◆ EXERCISE PROMPT: Please copy every line below that contains the string "text".

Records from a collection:

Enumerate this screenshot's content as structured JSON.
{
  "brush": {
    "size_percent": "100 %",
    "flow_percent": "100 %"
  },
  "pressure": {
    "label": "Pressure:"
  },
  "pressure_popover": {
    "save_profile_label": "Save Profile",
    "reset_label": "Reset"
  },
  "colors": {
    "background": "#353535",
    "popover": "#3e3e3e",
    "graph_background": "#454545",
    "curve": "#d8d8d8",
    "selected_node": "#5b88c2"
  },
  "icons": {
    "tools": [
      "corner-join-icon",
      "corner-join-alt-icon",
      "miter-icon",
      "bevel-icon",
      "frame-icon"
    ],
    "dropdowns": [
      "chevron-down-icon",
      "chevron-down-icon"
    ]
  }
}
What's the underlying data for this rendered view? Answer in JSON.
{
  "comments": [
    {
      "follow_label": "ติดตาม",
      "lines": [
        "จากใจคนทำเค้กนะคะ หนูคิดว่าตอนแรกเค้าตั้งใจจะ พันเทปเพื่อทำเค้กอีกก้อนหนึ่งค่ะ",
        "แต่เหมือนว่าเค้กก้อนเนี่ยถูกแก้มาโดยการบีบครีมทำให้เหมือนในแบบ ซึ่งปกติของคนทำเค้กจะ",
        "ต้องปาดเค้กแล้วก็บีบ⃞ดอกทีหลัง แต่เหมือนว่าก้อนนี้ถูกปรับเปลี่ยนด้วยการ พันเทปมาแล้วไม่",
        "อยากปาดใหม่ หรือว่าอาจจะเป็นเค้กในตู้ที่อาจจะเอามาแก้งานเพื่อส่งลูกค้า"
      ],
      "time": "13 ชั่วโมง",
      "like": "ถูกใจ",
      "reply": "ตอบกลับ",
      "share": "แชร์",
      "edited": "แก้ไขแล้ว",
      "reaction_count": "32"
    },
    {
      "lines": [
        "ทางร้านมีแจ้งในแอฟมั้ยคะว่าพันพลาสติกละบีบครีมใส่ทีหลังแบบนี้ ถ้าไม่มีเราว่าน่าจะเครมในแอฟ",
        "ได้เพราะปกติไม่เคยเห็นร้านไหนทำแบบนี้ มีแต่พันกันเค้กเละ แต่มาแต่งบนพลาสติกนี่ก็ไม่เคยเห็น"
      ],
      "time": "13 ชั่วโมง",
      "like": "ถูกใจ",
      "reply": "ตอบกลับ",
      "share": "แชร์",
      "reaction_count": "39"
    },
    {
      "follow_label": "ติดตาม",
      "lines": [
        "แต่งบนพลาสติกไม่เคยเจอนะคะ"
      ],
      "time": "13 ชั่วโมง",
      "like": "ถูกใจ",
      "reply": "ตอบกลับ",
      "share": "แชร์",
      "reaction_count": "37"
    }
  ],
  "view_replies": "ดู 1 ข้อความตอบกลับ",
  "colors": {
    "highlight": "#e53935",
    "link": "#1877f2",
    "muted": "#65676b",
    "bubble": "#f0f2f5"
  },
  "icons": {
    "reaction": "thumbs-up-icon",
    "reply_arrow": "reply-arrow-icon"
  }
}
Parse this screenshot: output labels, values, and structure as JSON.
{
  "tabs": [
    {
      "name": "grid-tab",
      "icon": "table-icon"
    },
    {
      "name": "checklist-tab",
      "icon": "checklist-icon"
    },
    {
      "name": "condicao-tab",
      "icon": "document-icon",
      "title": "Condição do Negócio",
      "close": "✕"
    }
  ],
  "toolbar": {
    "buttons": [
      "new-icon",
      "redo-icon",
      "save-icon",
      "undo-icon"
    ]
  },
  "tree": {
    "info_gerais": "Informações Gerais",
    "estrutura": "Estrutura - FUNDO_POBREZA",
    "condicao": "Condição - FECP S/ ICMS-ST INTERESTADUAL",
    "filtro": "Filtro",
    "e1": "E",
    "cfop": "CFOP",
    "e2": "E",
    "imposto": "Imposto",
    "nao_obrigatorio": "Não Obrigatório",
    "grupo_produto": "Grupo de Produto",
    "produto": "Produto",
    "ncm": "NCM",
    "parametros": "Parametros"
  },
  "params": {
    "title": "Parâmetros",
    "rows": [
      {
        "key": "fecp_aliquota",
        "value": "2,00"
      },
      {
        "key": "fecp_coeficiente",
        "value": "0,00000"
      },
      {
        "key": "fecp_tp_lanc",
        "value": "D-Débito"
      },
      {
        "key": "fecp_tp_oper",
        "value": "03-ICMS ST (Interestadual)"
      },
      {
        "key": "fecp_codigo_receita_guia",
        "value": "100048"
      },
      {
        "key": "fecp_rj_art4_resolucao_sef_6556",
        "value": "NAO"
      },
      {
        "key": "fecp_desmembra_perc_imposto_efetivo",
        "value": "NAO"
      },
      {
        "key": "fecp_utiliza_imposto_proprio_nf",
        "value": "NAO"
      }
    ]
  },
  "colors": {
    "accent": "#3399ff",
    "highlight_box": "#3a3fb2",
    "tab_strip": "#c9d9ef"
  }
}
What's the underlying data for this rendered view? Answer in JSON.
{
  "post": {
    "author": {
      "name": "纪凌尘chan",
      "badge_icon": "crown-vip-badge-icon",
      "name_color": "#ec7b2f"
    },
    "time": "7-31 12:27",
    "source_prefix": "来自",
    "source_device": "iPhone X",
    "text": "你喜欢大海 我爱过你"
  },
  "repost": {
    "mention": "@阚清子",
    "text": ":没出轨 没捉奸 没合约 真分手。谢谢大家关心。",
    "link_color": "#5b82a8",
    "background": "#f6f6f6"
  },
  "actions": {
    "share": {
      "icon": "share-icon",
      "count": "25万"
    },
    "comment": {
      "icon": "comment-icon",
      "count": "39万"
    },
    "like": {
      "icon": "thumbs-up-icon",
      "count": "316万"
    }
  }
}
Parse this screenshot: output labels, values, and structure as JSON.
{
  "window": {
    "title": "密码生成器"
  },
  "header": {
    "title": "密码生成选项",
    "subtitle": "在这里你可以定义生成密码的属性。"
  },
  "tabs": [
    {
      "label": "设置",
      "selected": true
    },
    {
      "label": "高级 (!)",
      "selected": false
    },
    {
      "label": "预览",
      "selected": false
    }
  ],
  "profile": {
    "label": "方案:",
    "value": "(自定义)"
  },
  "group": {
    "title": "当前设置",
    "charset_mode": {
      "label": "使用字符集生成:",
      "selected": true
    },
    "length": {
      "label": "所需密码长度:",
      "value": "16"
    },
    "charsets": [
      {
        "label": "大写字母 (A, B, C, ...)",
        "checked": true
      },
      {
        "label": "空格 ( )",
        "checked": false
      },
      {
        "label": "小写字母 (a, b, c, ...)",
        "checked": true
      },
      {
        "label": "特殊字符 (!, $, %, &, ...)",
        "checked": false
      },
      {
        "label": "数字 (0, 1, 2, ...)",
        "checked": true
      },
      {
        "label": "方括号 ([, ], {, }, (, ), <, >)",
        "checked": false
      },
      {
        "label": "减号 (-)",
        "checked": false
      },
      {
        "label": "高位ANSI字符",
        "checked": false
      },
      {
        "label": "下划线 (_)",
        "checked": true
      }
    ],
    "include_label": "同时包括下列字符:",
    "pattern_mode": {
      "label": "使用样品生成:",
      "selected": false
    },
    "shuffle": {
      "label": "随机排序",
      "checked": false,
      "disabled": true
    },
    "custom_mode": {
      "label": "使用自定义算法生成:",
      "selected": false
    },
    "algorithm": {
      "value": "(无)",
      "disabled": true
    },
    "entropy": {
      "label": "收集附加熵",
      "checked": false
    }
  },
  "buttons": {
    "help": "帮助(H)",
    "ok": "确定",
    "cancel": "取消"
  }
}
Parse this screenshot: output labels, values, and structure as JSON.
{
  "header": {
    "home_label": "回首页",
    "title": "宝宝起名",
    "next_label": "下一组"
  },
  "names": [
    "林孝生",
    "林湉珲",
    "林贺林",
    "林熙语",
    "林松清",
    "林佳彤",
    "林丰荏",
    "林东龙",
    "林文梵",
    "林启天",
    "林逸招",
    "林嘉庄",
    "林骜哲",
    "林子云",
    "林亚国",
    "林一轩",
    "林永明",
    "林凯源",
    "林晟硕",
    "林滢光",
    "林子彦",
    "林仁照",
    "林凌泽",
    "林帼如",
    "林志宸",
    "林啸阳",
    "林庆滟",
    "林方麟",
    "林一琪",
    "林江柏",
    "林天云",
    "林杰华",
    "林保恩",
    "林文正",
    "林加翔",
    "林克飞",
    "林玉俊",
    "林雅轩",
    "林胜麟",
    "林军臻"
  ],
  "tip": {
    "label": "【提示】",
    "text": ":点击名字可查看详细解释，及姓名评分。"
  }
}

◆ PROBLEM SOLUTION:
    "text": "你喜欢大海 我爱过你"
    "text": ":没出轨 没捉奸 没合约 真分手。谢谢大家关心。",
    "text": ":点击名字可查看详细解释，及姓名评分。"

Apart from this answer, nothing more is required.